Saturday was a short day focused on Personal Development.
PJ Deguzman, an SCC student and Peer Navigator, says attendees were able to get into deeper topics on Saturday. He and several other attendees describe these workshops as being similar to 200 or 300 level classes, where the previous workshops were like 100 level classes.
Gonzalez says that the conference means different things to all attendees, and that because it is so complex and dense, they will all be processing their experience for some time to come.
Ardeña says the conference attendees will get together to debrief in the beginning of May, after they have had some time to let their experiences settle in.
After the Conference
Haque says she was a little disappointed when she returned from the SoCC because the rest of the world felt less open-minded. She appreciates that the conference organizers put all-gender restroom signs up over the existing gendered ones for the weekend, which she says made her aware of her cisgendered-privilege. She reflects that on SCC’s campus, it has been a lot of work to get a few all-gender restrooms, and many other campuses won’t even entertain the idea.
On the other hand, upon returning she also feels grateful for the connections she made with other attendees. As Haque and I talked about the conference out in front of the Multicultural Center, several people from the conference came by to say “hi” to her. She pointed out that this sense of community was missing from her life, but she now feels it with the SoCC 2017 cohort.
SoCC is head yearly, and students thinking about attending in 2018 have encouragement from this year’s attendees.
Bishop says the conference is a good experience, and he would recommend it to anybody. He cautions, though, that when coming into the conference, people should expect to meet people with different levels of cultural awareness, or “wokeness.” Even people who seem like they’re woke about some issues, Bishop says, might be less open-minded about other issues.
Tuji points out that being woke isn’t something that just happens, it’s a never-ending process.
Ardeña says that some SCC students, particularly those who attend the SoCC more than one year, come in with a higher level of sophistication around the topics discussed. He says that this is because the students have grown and learned in the past year from the conference, from SCC classes, and other members of the community.
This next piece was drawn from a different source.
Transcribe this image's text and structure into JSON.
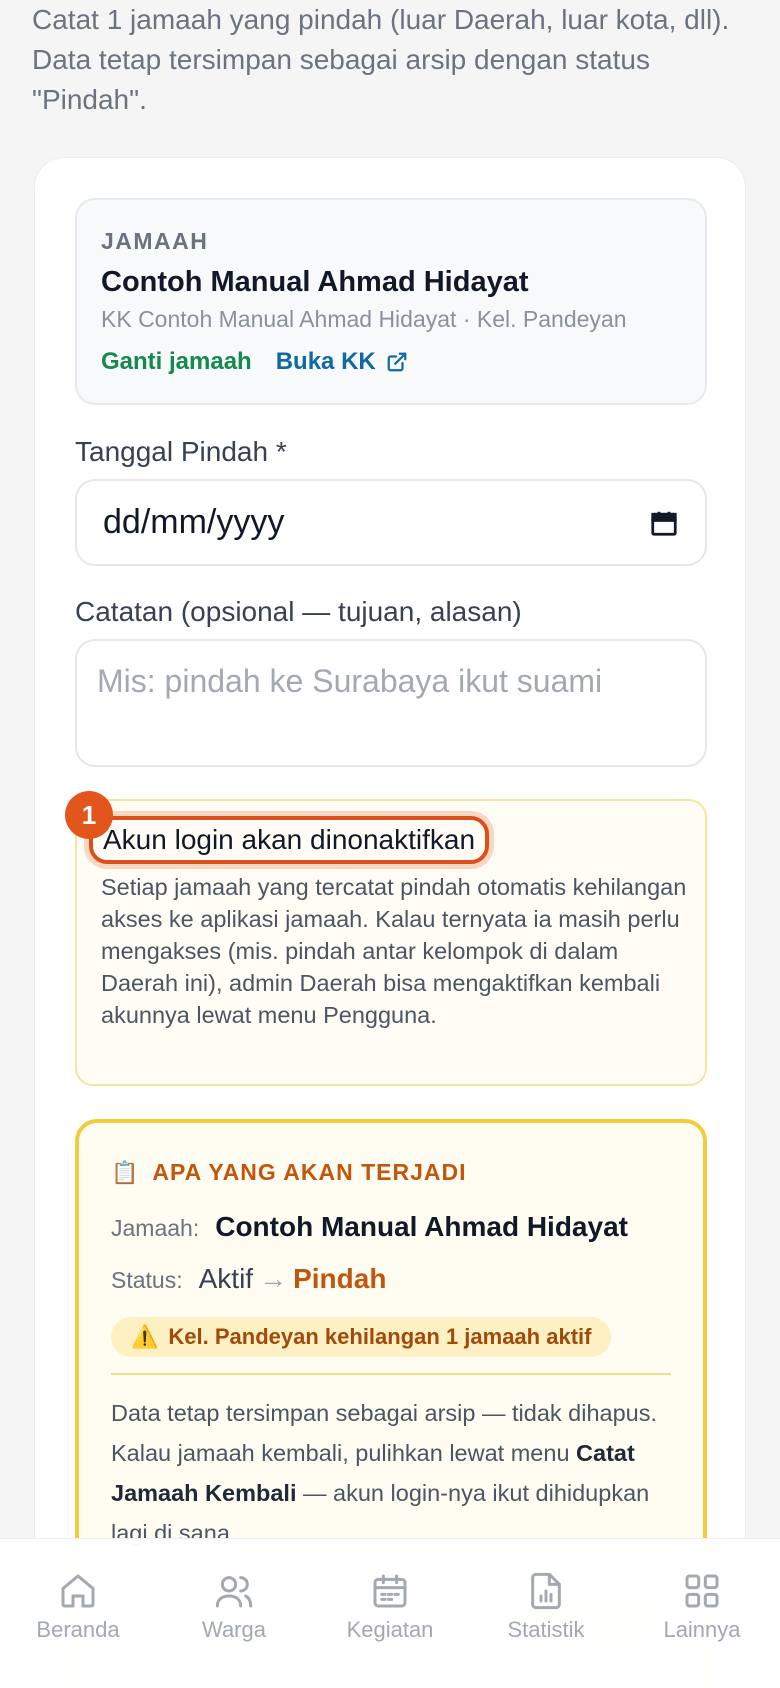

For anyone interested the 2018 SoCC, Ardeña says to look for Facebook posts, information on the Multicultural Center’s website, emails, and posters this fall. He also encourages people to visit the Multicultural Center (PUB Room 9301) to introduce themselves, and let him know that they want to be involved. Or email Ardeña at [email protected].